OKLAHOMA CITY (AP) _ Churches in Oklahoma and Texas are hoping for the safe return of a missionary working in Mexico and jailed for possession of drugs commonly sold over-the-counter in the United States.
Police stopped Steve Frey Aug. 20 in Reynosa, Mexico, and checked medications in Frey's van.
Frey was charged with transporting a prohibited controlled substance and avoiding a federal checkpoint, according to a Mexican indictment. He was sent to a federal penitentiary in Reynosa, located south of McAllen, Texas, near the Mexico border, on Aug. 23.
Marty Dyer, mission director for Newsong Church in Grove, said he frequently traveled with Frey to the Valles area, the home of about 100,000 impoverished Huasteca Indians.

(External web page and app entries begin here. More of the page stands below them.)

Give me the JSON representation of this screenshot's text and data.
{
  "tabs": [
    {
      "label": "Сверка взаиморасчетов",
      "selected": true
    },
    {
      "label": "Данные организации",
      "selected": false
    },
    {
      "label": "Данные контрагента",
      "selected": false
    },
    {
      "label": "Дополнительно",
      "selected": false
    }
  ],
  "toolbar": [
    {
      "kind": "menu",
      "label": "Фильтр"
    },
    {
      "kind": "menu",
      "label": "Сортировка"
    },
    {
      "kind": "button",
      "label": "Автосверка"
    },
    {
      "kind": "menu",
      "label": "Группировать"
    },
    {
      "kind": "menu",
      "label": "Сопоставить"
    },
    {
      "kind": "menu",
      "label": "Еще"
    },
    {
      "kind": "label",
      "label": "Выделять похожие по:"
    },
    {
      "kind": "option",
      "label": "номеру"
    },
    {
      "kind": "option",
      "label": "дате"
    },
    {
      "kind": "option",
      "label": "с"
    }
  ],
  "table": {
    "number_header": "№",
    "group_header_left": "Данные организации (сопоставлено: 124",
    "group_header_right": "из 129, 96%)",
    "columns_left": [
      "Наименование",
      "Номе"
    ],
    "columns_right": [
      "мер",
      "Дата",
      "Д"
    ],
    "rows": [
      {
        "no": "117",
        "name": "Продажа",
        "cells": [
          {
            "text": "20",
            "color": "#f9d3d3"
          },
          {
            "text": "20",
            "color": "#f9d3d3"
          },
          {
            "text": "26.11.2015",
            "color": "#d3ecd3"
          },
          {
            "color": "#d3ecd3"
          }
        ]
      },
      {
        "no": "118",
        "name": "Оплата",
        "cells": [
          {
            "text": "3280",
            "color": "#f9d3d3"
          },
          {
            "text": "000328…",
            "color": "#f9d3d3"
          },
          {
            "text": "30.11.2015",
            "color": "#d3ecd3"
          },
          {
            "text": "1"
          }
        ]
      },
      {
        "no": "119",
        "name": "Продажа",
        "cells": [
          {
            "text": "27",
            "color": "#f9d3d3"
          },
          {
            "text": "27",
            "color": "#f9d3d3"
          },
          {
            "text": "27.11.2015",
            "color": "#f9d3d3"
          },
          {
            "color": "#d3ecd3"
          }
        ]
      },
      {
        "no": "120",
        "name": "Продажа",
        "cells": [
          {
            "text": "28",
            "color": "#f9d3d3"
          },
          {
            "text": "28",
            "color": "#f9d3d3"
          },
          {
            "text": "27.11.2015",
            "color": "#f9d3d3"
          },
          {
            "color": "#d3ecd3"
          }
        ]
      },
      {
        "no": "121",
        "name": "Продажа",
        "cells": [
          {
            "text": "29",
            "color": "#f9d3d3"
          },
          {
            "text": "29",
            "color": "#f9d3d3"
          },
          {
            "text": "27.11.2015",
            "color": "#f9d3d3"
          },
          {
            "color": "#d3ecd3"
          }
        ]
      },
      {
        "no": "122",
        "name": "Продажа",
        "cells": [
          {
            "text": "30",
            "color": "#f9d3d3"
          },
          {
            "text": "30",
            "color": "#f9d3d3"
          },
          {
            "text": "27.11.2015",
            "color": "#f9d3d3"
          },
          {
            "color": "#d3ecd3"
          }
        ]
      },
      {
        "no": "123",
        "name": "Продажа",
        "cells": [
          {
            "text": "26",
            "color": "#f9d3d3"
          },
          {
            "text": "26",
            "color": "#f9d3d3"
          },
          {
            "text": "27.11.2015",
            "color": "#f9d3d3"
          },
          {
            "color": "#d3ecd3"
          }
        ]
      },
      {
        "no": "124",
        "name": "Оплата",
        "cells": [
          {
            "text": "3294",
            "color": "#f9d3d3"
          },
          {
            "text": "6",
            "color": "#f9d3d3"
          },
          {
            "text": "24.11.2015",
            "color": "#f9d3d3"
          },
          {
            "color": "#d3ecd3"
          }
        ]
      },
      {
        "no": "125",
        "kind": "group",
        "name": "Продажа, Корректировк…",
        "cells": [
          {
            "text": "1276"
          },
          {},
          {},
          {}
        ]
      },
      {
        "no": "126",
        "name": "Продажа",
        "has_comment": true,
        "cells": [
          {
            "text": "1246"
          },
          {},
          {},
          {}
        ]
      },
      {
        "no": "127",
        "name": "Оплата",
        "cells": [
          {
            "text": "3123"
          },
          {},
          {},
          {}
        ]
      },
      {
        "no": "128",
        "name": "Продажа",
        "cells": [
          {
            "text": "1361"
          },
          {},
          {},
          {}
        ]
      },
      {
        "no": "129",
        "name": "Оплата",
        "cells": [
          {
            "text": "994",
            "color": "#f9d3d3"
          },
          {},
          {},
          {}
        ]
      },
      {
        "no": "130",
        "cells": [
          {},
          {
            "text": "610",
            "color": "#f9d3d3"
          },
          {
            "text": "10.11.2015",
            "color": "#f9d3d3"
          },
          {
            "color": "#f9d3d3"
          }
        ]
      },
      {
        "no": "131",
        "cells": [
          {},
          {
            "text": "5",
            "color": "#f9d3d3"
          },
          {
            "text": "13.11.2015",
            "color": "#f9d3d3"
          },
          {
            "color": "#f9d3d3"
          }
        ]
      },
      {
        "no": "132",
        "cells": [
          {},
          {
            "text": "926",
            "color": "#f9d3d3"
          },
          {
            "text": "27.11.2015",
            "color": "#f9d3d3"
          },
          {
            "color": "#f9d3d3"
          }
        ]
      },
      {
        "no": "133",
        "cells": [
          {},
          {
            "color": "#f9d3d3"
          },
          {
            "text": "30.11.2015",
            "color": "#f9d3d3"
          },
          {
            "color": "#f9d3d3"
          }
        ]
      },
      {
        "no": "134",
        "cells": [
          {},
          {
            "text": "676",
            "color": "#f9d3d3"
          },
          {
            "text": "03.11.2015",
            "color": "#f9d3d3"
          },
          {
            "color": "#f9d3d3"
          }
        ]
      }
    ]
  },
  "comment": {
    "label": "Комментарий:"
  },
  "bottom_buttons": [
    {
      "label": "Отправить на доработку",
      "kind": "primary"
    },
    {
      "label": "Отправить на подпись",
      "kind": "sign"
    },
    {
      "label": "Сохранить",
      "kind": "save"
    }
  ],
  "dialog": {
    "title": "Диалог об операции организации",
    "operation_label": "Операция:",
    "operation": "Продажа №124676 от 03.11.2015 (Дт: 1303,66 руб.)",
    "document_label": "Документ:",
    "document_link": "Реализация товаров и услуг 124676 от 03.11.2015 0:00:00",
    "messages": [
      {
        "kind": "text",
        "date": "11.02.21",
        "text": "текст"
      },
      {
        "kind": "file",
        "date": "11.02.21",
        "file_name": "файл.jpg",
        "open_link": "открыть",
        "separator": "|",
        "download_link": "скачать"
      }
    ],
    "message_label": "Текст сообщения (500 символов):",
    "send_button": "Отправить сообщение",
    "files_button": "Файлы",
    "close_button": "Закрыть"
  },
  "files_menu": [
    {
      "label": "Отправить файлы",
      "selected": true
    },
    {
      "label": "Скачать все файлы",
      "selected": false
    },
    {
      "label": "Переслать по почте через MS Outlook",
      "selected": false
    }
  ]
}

``Steve would have a medical team comprised of doctors, dentists, nurses and other helpers who for 12 hours would see most people of a village,'' Dyer said.
``He has single-handedly raised a medical team in Valles that goes to over 200 villages each year, seeing people who would have never had medical treatment if it hadn't been for the medical team.''
Churches in Oklahoma and Texas are trying to raise money for Frey's legal defense. So far more then $16,000 has been raised.
U.S. Sen. Jim Inhofe, R-Tulsa, who is involved with missionary efforts, also is looking into the matter, said Danny Finnerty, Inhofe's communications director.
Frey was traveling to a medical clinic in Valles run by medical missionaries, said Mark Russell, the director of Benito Juarez Orphanage in Reynosa, in a telephone interview.
The prohibited drugs that Frey had are sold over-the-counter in the United States, according to the six-page indictment.
The indictment also said Frey was charged with taking items into Mexico without paying taxes, said Gary Malone, an interpreter and Grove-based missionary.
``I am here under drug-trafficking charges alongside those who were caught trafficking hard-core street drugs,'' Frey said, according to one of his friend's e-mails that transcribed Frey's letter from prison. ``Mexico is very, very severe with drug traffickers, and I face the possibility of being incarcerated for many years in the Federal Penitentiary in Reynosa, Mexico.''
In his letter, Frey said Mexican authorities seemed to most concerned about the medicines that contained the drug pseudoephedrine, a common ingredient in allergy medications.
Mexican officials are also concerned that Frey took backroads to avoid federal checkpoints, something he has done for the last five years, Russell said.
It's common for missionaries to avoid federal checkpoints because they may have to pay a high tax or supplies could be confiscated and destroyed, Russell said.
Arrests are a common hazard of medical missionary work, said Dr. Carl Heinlein. Heinlein has been a medical missionary since 1976 and worked with Frey for eight years.
Heinlein once was arrested for delivering expired medicine to Mexican clinics.
``When you do this type of work, you do it knowing it could land you in jail,'' Heinlein said. ``I spent my time in jail.''